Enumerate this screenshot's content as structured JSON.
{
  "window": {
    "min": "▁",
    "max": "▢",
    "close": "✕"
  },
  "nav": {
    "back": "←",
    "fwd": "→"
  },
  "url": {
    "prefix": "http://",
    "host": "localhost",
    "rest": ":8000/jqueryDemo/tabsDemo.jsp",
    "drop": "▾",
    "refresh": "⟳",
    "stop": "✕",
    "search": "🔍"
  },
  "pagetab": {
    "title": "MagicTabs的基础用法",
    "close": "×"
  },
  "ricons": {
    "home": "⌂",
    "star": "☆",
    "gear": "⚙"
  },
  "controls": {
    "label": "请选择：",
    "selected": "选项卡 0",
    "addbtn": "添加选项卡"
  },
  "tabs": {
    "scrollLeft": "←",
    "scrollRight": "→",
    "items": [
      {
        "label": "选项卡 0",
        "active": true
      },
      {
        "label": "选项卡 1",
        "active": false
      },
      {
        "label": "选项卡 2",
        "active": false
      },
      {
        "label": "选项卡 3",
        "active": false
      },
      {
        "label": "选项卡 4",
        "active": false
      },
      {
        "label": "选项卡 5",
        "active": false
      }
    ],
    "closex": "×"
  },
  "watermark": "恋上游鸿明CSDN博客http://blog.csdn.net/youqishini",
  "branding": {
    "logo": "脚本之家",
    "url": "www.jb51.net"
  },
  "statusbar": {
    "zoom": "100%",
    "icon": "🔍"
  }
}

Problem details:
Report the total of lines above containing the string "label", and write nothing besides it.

Written response:
7